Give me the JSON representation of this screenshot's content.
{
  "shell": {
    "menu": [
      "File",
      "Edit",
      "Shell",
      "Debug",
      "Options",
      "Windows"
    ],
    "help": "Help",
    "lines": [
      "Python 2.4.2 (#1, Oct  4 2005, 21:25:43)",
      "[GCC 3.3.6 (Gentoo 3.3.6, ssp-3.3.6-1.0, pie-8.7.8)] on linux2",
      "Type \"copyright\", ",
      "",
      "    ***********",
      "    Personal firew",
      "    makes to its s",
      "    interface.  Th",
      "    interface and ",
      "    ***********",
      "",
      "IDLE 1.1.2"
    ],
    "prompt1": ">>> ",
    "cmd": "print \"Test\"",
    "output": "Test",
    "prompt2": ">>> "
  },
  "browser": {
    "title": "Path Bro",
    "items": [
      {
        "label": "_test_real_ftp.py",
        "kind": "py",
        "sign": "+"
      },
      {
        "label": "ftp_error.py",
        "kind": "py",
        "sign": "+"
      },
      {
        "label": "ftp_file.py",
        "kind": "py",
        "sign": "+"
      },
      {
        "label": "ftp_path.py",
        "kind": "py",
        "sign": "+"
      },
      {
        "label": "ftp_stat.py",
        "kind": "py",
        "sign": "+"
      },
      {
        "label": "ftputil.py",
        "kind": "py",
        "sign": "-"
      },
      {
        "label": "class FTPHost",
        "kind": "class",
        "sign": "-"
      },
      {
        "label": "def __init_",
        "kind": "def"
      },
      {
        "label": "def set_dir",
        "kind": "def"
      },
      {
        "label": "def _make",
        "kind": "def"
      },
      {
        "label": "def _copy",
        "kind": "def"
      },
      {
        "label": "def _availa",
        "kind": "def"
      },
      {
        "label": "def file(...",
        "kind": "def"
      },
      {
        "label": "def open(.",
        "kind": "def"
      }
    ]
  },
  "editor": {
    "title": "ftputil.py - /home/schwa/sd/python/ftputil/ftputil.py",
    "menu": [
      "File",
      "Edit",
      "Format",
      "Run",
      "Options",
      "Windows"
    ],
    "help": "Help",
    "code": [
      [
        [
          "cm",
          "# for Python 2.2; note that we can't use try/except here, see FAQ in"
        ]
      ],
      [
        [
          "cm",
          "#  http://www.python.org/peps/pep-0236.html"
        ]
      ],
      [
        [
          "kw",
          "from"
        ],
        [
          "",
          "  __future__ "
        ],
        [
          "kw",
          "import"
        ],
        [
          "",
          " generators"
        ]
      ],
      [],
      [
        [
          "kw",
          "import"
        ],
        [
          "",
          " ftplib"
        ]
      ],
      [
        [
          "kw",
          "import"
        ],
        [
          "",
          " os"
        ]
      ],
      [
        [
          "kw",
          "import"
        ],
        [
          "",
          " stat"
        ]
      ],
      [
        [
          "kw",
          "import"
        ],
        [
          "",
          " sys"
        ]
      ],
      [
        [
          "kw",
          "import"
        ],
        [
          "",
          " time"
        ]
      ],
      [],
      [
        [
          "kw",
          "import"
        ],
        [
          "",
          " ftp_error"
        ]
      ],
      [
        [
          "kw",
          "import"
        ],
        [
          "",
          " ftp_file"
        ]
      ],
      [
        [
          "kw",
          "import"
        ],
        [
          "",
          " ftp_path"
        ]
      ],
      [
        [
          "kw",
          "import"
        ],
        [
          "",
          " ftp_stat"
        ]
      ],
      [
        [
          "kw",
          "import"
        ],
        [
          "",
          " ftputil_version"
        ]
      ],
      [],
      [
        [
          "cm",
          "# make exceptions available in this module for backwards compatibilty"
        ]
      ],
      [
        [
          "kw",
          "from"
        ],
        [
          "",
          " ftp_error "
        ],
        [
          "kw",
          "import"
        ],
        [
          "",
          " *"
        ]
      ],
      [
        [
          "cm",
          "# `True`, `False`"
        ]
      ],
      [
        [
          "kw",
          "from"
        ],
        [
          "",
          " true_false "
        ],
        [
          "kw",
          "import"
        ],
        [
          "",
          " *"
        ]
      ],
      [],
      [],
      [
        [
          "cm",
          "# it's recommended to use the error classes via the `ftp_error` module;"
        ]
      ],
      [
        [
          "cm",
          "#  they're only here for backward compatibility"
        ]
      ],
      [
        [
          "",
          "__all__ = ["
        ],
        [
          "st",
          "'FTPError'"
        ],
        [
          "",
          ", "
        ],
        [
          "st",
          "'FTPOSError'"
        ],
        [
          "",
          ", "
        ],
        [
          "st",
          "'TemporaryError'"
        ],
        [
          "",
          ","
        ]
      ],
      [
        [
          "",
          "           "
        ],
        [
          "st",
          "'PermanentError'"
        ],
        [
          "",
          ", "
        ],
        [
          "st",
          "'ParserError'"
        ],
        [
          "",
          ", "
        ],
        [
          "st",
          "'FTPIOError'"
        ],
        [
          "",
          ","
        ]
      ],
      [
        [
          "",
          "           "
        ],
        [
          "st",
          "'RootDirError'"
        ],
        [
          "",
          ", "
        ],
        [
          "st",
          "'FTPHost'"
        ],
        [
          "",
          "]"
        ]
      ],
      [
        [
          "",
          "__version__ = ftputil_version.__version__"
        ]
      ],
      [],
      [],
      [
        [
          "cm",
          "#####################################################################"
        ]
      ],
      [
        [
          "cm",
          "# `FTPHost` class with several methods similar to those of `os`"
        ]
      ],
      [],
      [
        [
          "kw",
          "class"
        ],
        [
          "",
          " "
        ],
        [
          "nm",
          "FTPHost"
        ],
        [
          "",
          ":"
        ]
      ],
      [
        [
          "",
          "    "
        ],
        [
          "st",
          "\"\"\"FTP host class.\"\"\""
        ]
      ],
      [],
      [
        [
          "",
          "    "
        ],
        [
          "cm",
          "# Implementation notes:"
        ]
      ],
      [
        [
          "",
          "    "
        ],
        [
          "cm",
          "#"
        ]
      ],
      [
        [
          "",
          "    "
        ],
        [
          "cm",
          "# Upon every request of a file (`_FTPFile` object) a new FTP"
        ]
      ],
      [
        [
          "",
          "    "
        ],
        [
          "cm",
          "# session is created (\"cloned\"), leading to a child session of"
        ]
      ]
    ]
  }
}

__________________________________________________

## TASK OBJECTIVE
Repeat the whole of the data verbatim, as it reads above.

## EXPECTED ANSWER
Give me the JSON representation of this screenshot's content.
{
  "shell": {
    "menu": [
      "File",
      "Edit",
      "Shell",
      "Debug",
      "Options",
      "Windows"
    ],
    "help": "Help",
    "lines": [
      "Python 2.4.2 (#1, Oct  4 2005, 21:25:43)",
      "[GCC 3.3.6 (Gentoo 3.3.6, ssp-3.3.6-1.0, pie-8.7.8)] on linux2",
      "Type \"copyright\", ",
      "",
      "    ***********",
      "    Personal firew",
      "    makes to its s",
      "    interface.  Th",
      "    interface and ",
      "    ***********",
      "",
      "IDLE 1.1.2"
    ],
    "prompt1": ">>> ",
    "cmd": "print \"Test\"",
    "output": "Test",
    "prompt2": ">>> "
  },
  "browser": {
    "title": "Path Bro",
    "items": [
      {
        "label": "_test_real_ftp.py",
        "kind": "py",
        "sign": "+"
      },
      {
        "label": "ftp_error.py",
        "kind": "py",
        "sign": "+"
      },
      {
        "label": "ftp_file.py",
        "kind": "py",
        "sign": "+"
      },
      {
        "label": "ftp_path.py",
        "kind": "py",
        "sign": "+"
      },
      {
        "label": "ftp_stat.py",
        "kind": "py",
        "sign": "+"
      },
      {
        "label": "ftputil.py",
        "kind": "py",
        "sign": "-"
      },
      {
        "label": "class FTPHost",
        "kind": "class",
        "sign": "-"
      },
      {
        "label": "def __init_",
        "kind": "def"
      },
      {
        "label": "def set_dir",
        "kind": "def"
      },
      {
        "label": "def _make",
        "kind": "def"
      },
      {
        "label": "def _copy",
        "kind": "def"
      },
      {
        "label": "def _availa",
        "kind": "def"
      },
      {
        "label": "def file(...",
        "kind": "def"
      },
      {
        "label": "def open(.",
        "kind": "def"
      }
    ]
  },
  "editor": {
    "title": "ftputil.py - /home/schwa/sd/python/ftputil/ftputil.py",
    "menu": [
      "File",
      "Edit",
      "Format",
      "Run",
      "Options",
      "Windows"
    ],
    "help": "Help",
    "code": [
      [
        [
          "cm",
          "# for Python 2.2; note that we can't use try/except here, see FAQ in"
        ]
      ],
      [
        [
          "cm",
          "#  http://www.python.org/peps/pep-0236.html"
        ]
      ],
      [
        [
          "kw",
          "from"
        ],
        [
          "",
          "  __future__ "
        ],
        [
          "kw",
          "import"
        ],
        [
          "",
          " generators"
        ]
      ],
      [],
      [
        [
          "kw",
          "import"
        ],
        [
          "",
          " ftplib"
        ]
      ],
      [
        [
          "kw",
          "import"
        ],
        [
          "",
          " os"
        ]
      ],
      [
        [
          "kw",
          "import"
        ],
        [
          "",
          " stat"
        ]
      ],
      [
        [
          "kw",
          "import"
        ],
        [
          "",
          " sys"
        ]
      ],
      [
        [
          "kw",
          "import"
        ],
        [
          "",
          " time"
        ]
      ],
      [],
      [
        [
          "kw",
          "import"
        ],
        [
          "",
          " ftp_error"
        ]
      ],
      [
        [
          "kw",
          "import"
        ],
        [
          "",
          " ftp_file"
        ]
      ],
      [
        [
          "kw",
          "import"
        ],
        [
          "",
          " ftp_path"
        ]
      ],
      [
        [
          "kw",
          "import"
        ],
        [
          "",
          " ftp_stat"
        ]
      ],
      [
        [
          "kw",
          "import"
        ],
        [
          "",
          " ftputil_version"
        ]
      ],
      [],
      [
        [
          "cm",
          "# make exceptions available in this module for backwards compatibilty"
        ]
      ],
      [
        [
          "kw",
          "from"
        ],
        [
          "",
          " ftp_error "
        ],
        [
          "kw",
          "import"
        ],
        [
          "",
          " *"
        ]
      ],
      [
        [
          "cm",
          "# `True`, `False`"
        ]
      ],
      [
        [
          "kw",
          "from"
        ],
        [
          "",
          " true_false "
        ],
        [
          "kw",
          "import"
        ],
        [
          "",
          " *"
        ]
      ],
      [],
      [],
      [
        [
          "cm",
          "# it's recommended to use the error classes via the `ftp_error` module;"
        ]
      ],
      [
        [
          "cm",
          "#  they're only here for backward compatibility"
        ]
      ],
      [
        [
          "",
          "__all__ = ["
        ],
        [
          "st",
          "'FTPError'"
        ],
        [
          "",
          ", "
        ],
        [
          "st",
          "'FTPOSError'"
        ],
        [
          "",
          ", "
        ],
        [
          "st",
          "'TemporaryError'"
        ],
        [
          "",
          ","
        ]
      ],
      [
        [
          "",
          "           "
        ],
        [
          "st",
          "'PermanentError'"
        ],
        [
          "",
          ", "
        ],
        [
          "st",
          "'ParserError'"
        ],
        [
          "",
          ", "
        ],
        [
          "st",
          "'FTPIOError'"
        ],
        [
          "",
          ","
        ]
      ],
      [
        [
          "",
          "           "
        ],
        [
          "st",
          "'RootDirError'"
        ],
        [
          "",
          ", "
        ],
        [
          "st",
          "'FTPHost'"
        ],
        [
          "",
          "]"
        ]
      ],
      [
        [
          "",
          "__version__ = ftputil_version.__version__"
        ]
      ],
      [],
      [],
      [
        [
          "cm",
          "#####################################################################"
        ]
      ],
      [
        [
          "cm",
          "# `FTPHost` class with several methods similar to those of `os`"
        ]
      ],
      [],
      [
        [
          "kw",
          "class"
        ],
        [
          "",
          " "
        ],
        [
          "nm",
          "FTPHost"
        ],
        [
          "",
          ":"
        ]
      ],
      [
        [
          "",
          "    "
        ],
        [
          "st",
          "\"\"\"FTP host class.\"\"\""
        ]
      ],
      [],
      [
        [
          "",
          "    "
        ],
        [
          "cm",
          "# Implementation notes:"
        ]
      ],
      [
        [
          "",
          "    "
        ],
        [
          "cm",
          "#"
        ]
      ],
      [
        [
          "",
          "    "
        ],
        [
          "cm",
          "# Upon every request of a file (`_FTPFile` object) a new FTP"
        ]
      ],
      [
        [
          "",
          "    "
        ],
        [
          "cm",
          "# session is created (\"cloned\"), leading to a child session of"
        ]
      ]
    ]
  }
}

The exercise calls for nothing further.